Author: Meg Howrey
Links: Indiebound |Goodreads
Summary: Beautifully written, character-driven, introspective, and a joy to read.
“In four years Prime Space will put the first humans on Mars. Helen Kane, Yoshi Tanaka, and Sergei Kuznetsov must prove they’re the crew for the job by spending seventeen months in the most realistic simulation every created. Retired from NASA, Helen had not trained for irrelevance. It is nobody’s fault that the best of her exists in space, but her daughter can’t help placing blame. The MarsNOW mission is Helen’s last chance to return to the only place she’s ever truly felt at home. For Yoshi, it’s an opportunity to prove himself worthy of the wife he has loved absolutely, if not quite rightly. Sergei is willing to spend seventeen months in a tin can if it means travelling to Mars. He will at least be tested past the point of exhaustion, and this is the example he will set for his sons.” (source)

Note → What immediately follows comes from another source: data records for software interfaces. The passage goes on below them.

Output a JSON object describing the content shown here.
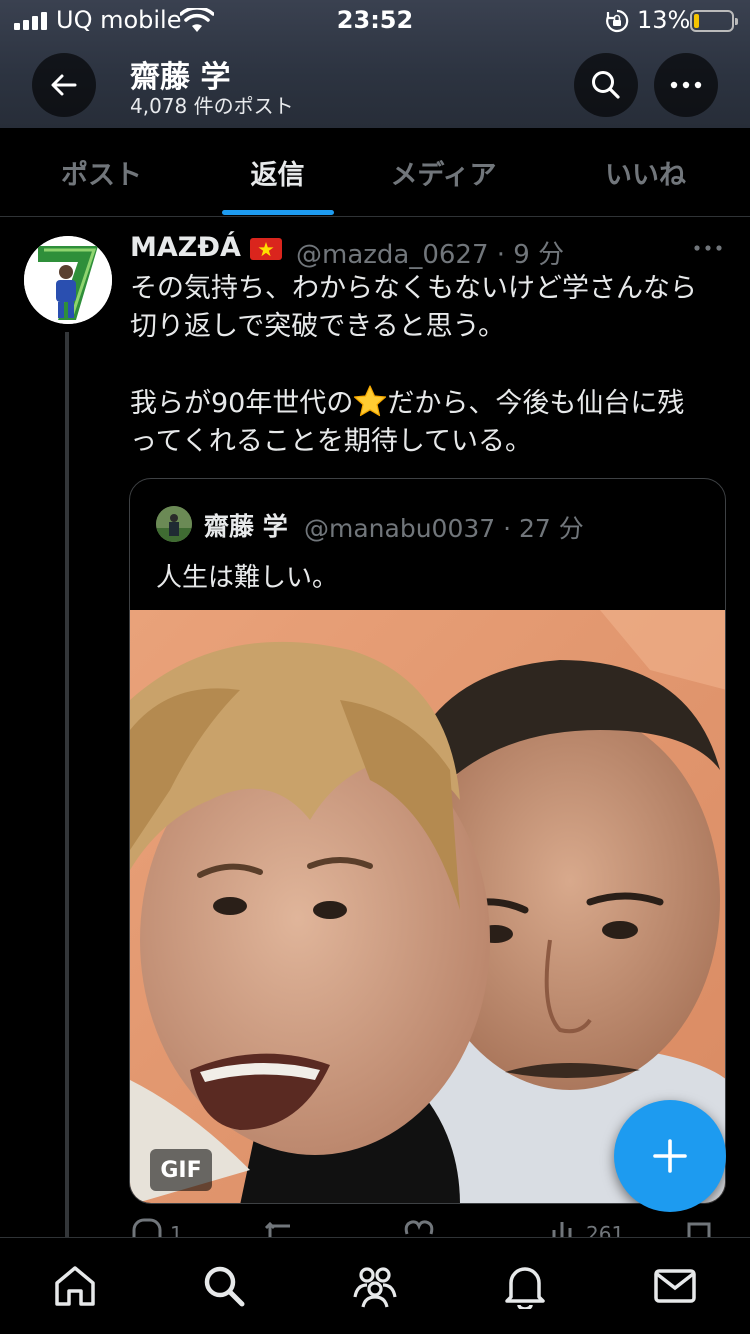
{
  "status_bar": {
    "carrier": "UQ mobile",
    "time": "23:52",
    "battery_percent": "13%",
    "battery_level": 0.13,
    "battery_color": "#f5c400"
  },
  "header": {
    "profile_name": "齋藤 学",
    "post_count": "4,078 件のポスト",
    "back_icon": "arrow-left-icon",
    "search_icon": "search-icon",
    "more_icon": "more-horizontal-icon"
  },
  "tabs": [
    {
      "label": "ポスト",
      "active": false
    },
    {
      "label": "返信",
      "active": true
    },
    {
      "label": "メディア",
      "active": false
    },
    {
      "label": "いいね",
      "active": false
    }
  ],
  "tweet": {
    "author_name": "MAZĐÁ",
    "flag": "vietnam-flag-icon",
    "handle_time": "@mazda_0627 · 9 分",
    "body_lines": [
      "その気持ち、わからなくもないけど学さんなら",
      "切り返しで突破できると思う。",
      "",
      "我らが90年世代の",
      "だから、今後も仙台に残",
      "ってくれることを期待している。"
    ],
    "emoji": "star-emoji",
    "quote": {
      "author_name": "齋藤 学",
      "handle_time": "@manabu0037 · 27 分",
      "text": "人生は難しい。",
      "media_badge": "GIF"
    },
    "actions": {
      "reply_count": "1",
      "view_count": "261"
    }
  },
  "fab": {
    "icon": "plus-icon",
    "color": "#1d9bf0"
  },
  "bottom_nav": [
    {
      "icon": "home-icon"
    },
    {
      "icon": "search-icon"
    },
    {
      "icon": "communities-icon"
    },
    {
      "icon": "bell-icon"
    },
    {
      "icon": "mail-icon"
    }
  ],
  "colors": {
    "accent": "#1d9bf0",
    "background": "#000000",
    "muted": "#71767b"
  }
}
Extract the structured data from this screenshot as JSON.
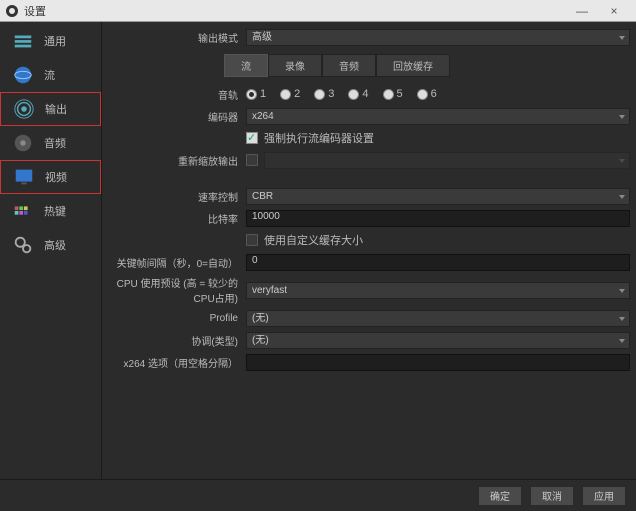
{
  "window": {
    "title": "设置",
    "min": "—",
    "close": "×"
  },
  "sidebar": {
    "items": [
      {
        "label": "通用"
      },
      {
        "label": "流"
      },
      {
        "label": "输出"
      },
      {
        "label": "音频"
      },
      {
        "label": "视频"
      },
      {
        "label": "热键"
      },
      {
        "label": "高级"
      }
    ]
  },
  "header": {
    "modeLabel": "输出模式",
    "modeValue": "高级"
  },
  "tabs": {
    "stream": "流",
    "record": "录像",
    "audio": "音频",
    "replay": "回放缓存"
  },
  "fields": {
    "tracksLabel": "音轨",
    "tracks": [
      "1",
      "2",
      "3",
      "4",
      "5",
      "6"
    ],
    "encoderLabel": "编码器",
    "encoderValue": "x264",
    "enforceLabel": "强制执行流编码器设置",
    "rescaleLabel": "重新缩放输出",
    "rateCtrlLabel": "速率控制",
    "rateCtrlValue": "CBR",
    "bitrateLabel": "比特率",
    "bitrateValue": "10000",
    "customBufLabel": "使用自定义缓存大小",
    "keyintLabel": "关键帧间隔（秒，0=自动）",
    "keyintValue": "0",
    "cpuLabel": "CPU 使用预设 (高 = 较少的 CPU占用)",
    "cpuValue": "veryfast",
    "profileLabel": "Profile",
    "profileValue": "(无)",
    "tuneLabel": "协调(类型)",
    "tuneValue": "(无)",
    "x264Label": "x264 选项（用空格分隔）",
    "x264Value": ""
  },
  "footer": {
    "ok": "确定",
    "cancel": "取消",
    "apply": "应用"
  }
}
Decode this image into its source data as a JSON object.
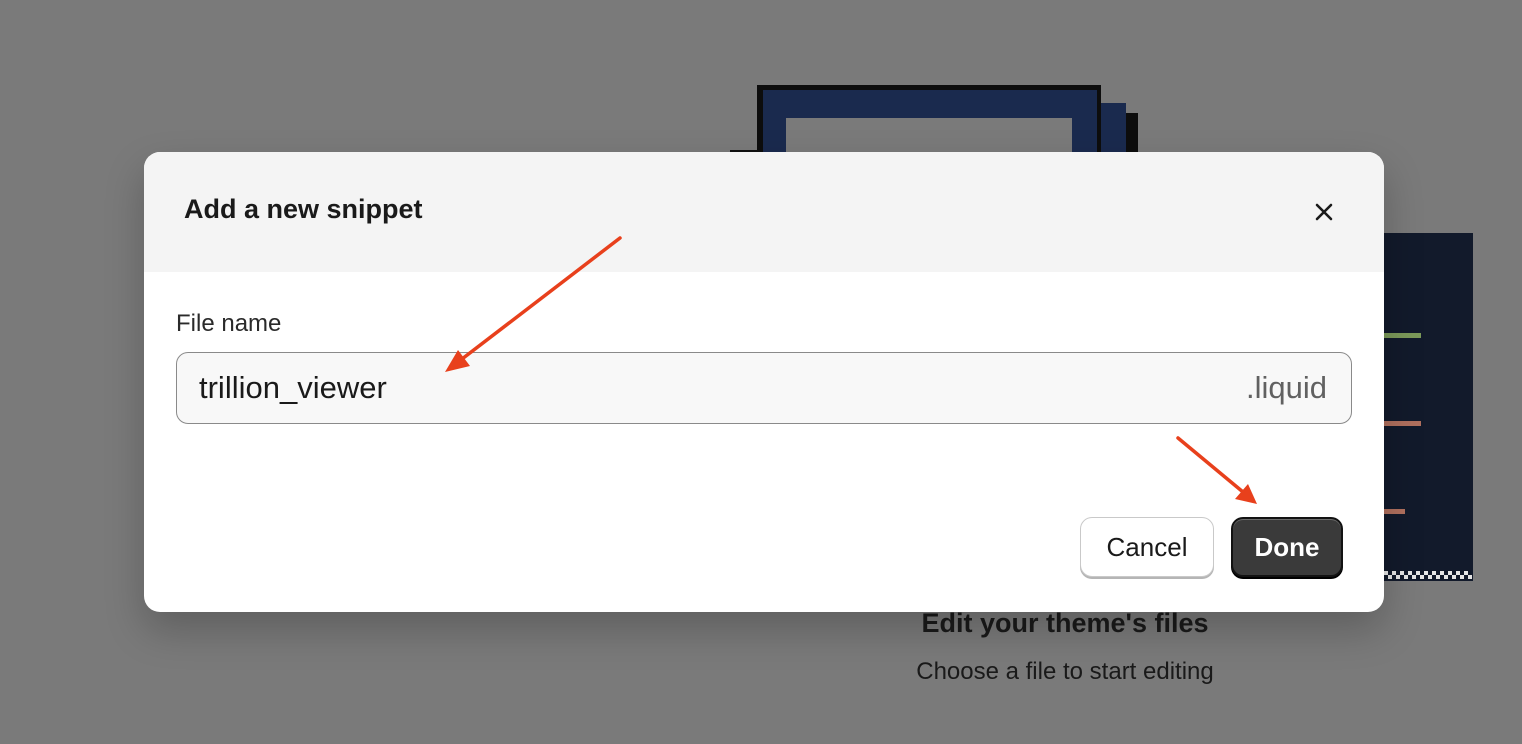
{
  "background": {
    "empty_state_title": "Edit your theme's files",
    "empty_state_subtitle": "Choose a file to start editing"
  },
  "modal": {
    "title": "Add a new snippet",
    "close_icon": "close-icon",
    "field_label": "File name",
    "file_name_value": "trillion_viewer",
    "file_suffix": ".liquid",
    "cancel_label": "Cancel",
    "done_label": "Done"
  },
  "annotations": {
    "arrow_color": "#e8401c"
  },
  "colors": {
    "overlay": "#7a7a7a",
    "done_button": "#3a3a3a",
    "header_bg": "#f4f4f4"
  }
}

First of all, I have to say that I loved this book! It was beautifully written and the author had a lot of things to say about human nature that rang true to me. I hate to make this overused comparison, but it reminded me very much of Station Eleven. Both are science fiction, both have some action, but both are primarily character driven. I would describe the writing in both as ‘literary’, by which I mean beautiful, extremely good, and often insightful or clever.
At the end, there is some ambiguity about a major plot point. In most cases, I think this would drive me crazy, but I actually liked that about this book. It emphasized that what mattered were the people, their internal struggles and their relationships. I find myself wanting to say something else superlative here to convince you to read this, but I fear I can’t do it justice. I’m sure this wouldn’t be for everyone, but if you’re in the mood for a character-driven story with beautiful writing you can savor, I can’t recommend this highly enough.